▶

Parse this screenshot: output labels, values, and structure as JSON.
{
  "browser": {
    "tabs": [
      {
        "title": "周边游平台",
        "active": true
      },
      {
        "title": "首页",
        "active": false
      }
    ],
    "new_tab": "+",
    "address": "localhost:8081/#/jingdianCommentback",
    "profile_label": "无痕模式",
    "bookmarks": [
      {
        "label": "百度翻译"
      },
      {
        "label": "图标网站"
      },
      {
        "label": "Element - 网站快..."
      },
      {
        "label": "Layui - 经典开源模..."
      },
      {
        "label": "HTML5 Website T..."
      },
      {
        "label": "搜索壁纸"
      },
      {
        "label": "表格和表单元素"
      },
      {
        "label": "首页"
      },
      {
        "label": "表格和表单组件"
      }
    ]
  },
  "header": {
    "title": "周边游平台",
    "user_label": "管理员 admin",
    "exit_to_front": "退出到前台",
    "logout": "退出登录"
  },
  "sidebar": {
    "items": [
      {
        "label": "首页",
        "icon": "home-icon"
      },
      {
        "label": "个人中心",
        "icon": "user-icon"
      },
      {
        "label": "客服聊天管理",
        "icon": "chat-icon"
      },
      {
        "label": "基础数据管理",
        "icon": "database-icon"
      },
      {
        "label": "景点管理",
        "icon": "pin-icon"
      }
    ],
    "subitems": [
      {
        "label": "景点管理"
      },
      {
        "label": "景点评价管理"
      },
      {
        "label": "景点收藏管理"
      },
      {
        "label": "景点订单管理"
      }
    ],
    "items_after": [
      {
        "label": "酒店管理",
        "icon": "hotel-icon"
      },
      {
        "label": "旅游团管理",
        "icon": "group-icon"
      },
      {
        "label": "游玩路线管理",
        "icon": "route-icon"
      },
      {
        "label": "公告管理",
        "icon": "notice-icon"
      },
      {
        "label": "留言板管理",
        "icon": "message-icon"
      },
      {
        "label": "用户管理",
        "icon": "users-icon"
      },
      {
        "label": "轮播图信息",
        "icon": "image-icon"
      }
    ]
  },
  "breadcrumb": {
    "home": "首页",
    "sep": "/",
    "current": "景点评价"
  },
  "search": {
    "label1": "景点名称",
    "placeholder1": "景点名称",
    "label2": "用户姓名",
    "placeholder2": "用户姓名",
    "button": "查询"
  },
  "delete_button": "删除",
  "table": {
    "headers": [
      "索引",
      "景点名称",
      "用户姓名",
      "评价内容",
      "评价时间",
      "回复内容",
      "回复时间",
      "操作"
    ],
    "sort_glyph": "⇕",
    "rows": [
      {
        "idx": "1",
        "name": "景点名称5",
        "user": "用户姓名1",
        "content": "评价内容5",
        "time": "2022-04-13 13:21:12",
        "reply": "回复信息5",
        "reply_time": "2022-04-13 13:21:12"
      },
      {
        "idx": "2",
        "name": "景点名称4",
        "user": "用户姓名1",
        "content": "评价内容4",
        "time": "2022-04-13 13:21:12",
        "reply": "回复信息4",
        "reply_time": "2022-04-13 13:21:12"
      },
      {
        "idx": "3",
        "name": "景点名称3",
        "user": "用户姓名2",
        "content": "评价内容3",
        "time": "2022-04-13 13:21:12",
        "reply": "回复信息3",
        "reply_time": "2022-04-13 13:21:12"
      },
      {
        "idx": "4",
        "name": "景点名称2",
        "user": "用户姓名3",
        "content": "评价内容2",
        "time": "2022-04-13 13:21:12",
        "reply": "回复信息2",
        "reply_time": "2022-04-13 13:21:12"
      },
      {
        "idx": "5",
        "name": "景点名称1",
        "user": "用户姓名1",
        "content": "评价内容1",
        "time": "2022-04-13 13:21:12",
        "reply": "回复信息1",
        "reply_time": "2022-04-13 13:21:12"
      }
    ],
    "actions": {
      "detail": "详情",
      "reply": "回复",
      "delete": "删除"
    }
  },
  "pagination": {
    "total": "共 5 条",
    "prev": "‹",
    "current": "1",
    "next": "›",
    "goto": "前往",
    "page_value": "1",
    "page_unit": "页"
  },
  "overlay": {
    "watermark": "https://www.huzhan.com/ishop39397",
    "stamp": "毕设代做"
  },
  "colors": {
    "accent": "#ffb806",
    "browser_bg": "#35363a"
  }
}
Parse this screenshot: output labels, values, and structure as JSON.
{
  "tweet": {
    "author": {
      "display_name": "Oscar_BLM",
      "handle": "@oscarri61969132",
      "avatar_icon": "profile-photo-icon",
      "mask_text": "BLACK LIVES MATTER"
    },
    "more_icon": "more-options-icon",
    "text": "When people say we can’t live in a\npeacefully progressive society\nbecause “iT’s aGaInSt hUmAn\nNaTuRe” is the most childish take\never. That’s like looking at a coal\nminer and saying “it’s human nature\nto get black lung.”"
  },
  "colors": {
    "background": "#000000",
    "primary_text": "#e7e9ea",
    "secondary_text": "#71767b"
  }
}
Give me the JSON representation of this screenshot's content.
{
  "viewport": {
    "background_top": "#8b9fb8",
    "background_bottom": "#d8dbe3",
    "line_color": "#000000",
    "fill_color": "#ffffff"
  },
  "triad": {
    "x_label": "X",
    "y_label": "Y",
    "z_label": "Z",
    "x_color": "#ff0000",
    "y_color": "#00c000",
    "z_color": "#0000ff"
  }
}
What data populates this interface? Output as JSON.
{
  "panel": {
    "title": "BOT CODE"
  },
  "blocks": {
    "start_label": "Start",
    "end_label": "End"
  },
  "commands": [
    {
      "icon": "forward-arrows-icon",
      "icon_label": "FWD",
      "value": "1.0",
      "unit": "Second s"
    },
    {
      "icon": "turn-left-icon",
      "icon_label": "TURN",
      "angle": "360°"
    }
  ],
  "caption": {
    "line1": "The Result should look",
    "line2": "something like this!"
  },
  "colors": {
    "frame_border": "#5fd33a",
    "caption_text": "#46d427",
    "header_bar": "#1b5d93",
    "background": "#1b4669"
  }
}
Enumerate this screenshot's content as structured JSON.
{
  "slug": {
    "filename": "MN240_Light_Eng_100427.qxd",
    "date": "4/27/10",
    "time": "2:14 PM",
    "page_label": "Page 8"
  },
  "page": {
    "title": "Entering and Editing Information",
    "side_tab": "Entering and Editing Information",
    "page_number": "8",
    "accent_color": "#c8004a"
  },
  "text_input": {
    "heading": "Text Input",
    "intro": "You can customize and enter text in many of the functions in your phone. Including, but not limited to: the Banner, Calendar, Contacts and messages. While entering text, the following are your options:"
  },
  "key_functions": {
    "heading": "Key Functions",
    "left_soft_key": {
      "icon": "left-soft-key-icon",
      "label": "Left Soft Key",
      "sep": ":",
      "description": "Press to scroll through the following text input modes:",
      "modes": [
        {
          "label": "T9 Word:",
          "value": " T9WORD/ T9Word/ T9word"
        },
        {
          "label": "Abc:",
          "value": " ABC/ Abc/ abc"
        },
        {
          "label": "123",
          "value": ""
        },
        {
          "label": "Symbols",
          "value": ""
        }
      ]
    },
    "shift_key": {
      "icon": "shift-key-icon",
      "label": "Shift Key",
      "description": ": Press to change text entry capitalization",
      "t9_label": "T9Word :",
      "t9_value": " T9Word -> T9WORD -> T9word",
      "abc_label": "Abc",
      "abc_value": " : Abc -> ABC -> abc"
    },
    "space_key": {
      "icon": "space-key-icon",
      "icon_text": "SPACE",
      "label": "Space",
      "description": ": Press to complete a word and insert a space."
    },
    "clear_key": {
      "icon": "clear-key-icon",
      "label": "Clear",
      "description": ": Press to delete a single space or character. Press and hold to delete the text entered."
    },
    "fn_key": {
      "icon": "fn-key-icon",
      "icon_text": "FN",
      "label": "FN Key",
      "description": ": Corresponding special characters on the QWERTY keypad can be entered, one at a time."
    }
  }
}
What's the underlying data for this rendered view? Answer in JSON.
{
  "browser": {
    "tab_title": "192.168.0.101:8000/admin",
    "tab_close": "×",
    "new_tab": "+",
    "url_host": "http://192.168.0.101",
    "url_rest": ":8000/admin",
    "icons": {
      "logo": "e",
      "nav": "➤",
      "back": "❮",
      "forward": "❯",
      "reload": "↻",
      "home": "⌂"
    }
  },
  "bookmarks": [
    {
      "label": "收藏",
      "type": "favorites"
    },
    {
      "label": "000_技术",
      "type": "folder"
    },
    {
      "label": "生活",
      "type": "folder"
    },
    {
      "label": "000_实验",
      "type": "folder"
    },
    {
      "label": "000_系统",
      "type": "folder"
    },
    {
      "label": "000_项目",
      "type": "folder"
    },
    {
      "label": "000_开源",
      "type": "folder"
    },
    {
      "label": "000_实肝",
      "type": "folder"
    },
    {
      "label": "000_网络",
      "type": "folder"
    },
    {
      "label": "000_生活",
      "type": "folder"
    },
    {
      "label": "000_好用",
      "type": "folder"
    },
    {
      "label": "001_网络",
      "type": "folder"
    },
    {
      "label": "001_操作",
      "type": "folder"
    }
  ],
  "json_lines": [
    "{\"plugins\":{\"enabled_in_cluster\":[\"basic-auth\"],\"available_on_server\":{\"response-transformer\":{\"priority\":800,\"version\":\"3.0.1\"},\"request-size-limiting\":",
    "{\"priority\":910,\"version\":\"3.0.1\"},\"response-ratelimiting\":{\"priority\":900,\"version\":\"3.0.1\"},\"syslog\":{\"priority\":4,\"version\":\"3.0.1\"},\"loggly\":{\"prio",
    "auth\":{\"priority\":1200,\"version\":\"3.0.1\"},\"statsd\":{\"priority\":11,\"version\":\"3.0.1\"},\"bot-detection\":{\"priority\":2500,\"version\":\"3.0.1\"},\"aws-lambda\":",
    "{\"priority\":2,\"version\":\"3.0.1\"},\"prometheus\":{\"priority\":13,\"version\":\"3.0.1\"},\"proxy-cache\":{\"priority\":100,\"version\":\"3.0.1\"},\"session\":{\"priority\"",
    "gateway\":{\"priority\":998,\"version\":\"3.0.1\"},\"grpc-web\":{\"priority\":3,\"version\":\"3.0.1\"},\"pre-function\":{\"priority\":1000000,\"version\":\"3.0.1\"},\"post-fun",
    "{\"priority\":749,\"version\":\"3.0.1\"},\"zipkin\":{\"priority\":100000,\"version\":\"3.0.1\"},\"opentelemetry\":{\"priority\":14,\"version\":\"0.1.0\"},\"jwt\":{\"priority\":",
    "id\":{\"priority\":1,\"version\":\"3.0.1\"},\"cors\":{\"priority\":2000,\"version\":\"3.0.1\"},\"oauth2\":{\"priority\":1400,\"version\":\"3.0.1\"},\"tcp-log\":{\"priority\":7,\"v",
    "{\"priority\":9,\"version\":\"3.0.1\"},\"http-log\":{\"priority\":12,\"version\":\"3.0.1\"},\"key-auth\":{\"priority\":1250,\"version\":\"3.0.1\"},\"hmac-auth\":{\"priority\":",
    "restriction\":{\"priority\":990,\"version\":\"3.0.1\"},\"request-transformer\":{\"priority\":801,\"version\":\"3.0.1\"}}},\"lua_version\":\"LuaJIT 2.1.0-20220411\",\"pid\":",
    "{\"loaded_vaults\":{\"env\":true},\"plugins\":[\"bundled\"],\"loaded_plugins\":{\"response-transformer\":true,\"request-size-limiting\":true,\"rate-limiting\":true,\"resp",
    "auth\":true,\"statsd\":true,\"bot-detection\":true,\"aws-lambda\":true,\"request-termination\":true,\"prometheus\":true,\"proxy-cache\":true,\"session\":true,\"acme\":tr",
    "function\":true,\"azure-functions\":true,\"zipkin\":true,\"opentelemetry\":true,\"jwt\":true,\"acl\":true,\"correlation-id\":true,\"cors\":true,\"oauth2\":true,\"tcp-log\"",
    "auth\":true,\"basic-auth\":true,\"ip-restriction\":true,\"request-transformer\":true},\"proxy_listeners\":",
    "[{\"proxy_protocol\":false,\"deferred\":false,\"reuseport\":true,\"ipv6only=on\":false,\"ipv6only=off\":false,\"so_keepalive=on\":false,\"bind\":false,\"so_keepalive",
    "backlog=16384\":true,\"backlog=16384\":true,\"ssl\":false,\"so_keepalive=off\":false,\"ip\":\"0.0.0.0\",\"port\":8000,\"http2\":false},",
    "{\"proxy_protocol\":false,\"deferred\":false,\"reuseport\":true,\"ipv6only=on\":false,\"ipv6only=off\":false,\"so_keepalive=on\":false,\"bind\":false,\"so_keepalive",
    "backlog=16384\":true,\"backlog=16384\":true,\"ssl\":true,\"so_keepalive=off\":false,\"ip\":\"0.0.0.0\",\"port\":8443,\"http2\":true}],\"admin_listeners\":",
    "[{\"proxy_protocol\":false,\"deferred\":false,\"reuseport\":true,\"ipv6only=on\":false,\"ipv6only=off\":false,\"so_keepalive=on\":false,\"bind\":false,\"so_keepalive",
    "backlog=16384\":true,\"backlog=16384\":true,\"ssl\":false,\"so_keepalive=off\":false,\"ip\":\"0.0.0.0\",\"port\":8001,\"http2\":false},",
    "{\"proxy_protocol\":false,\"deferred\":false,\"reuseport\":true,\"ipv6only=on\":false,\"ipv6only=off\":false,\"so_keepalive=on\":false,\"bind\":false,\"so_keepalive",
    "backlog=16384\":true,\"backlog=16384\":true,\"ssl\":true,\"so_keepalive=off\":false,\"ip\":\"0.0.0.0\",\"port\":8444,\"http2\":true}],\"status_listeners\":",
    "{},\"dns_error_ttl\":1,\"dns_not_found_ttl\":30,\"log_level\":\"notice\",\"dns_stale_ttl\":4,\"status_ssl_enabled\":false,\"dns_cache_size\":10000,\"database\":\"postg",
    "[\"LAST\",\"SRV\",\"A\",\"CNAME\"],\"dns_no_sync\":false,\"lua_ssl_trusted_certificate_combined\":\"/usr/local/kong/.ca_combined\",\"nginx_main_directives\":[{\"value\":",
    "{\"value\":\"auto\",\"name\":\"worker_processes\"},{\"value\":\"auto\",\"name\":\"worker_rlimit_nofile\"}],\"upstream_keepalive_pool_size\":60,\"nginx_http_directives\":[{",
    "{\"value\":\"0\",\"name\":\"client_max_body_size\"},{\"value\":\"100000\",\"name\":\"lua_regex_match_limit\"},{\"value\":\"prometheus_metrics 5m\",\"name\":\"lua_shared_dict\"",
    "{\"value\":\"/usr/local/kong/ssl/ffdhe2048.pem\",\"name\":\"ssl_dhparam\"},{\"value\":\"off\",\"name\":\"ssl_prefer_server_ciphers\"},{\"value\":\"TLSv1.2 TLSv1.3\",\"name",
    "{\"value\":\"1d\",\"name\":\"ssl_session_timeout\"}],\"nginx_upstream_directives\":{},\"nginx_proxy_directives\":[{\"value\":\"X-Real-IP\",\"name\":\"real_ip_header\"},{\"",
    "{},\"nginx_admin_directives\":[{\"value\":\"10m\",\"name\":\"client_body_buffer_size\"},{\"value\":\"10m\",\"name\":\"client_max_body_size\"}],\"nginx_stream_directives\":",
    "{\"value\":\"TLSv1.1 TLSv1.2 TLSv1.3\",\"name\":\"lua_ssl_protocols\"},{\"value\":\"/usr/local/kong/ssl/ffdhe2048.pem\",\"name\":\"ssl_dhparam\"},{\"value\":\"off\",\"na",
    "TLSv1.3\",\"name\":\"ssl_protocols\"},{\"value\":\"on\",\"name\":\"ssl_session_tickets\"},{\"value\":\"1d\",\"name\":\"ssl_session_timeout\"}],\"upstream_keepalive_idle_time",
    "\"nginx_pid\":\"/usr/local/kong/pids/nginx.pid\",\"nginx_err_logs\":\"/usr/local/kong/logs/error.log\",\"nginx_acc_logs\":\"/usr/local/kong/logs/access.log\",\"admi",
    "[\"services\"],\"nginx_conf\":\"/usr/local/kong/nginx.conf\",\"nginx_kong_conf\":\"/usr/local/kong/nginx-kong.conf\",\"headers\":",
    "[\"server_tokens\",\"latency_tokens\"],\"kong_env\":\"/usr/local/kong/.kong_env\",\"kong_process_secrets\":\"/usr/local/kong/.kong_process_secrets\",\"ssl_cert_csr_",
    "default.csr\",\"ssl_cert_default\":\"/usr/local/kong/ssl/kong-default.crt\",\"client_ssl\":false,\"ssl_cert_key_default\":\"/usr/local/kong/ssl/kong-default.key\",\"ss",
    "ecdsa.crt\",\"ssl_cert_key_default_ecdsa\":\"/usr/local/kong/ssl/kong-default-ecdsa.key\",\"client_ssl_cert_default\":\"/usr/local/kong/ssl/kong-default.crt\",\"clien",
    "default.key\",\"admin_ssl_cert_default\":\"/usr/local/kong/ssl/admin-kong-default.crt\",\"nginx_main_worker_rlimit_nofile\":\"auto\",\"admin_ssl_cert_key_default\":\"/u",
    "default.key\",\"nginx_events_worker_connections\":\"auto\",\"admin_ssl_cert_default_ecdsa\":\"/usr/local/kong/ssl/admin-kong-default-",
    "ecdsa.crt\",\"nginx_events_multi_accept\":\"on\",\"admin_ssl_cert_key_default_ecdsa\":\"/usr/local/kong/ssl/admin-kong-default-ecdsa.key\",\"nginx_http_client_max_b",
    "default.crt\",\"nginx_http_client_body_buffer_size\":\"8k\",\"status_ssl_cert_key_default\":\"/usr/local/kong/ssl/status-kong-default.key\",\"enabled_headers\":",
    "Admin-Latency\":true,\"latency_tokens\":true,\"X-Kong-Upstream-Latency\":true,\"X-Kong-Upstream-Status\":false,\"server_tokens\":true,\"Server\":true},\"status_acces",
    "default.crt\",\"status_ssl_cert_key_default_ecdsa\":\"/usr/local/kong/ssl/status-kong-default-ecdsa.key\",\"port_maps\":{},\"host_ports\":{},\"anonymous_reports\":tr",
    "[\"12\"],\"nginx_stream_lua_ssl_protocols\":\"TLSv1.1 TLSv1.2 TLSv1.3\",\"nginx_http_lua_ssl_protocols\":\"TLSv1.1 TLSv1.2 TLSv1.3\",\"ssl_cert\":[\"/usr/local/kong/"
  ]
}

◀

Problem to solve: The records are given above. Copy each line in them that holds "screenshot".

Answer below:
Parse this screenshot: output labels, values, and structure as JSON.
Parse this screenshot: output labels, values, and structure as JSON.
Give me the JSON representation of this screenshot's content.
Enumerate this screenshot's content as structured JSON.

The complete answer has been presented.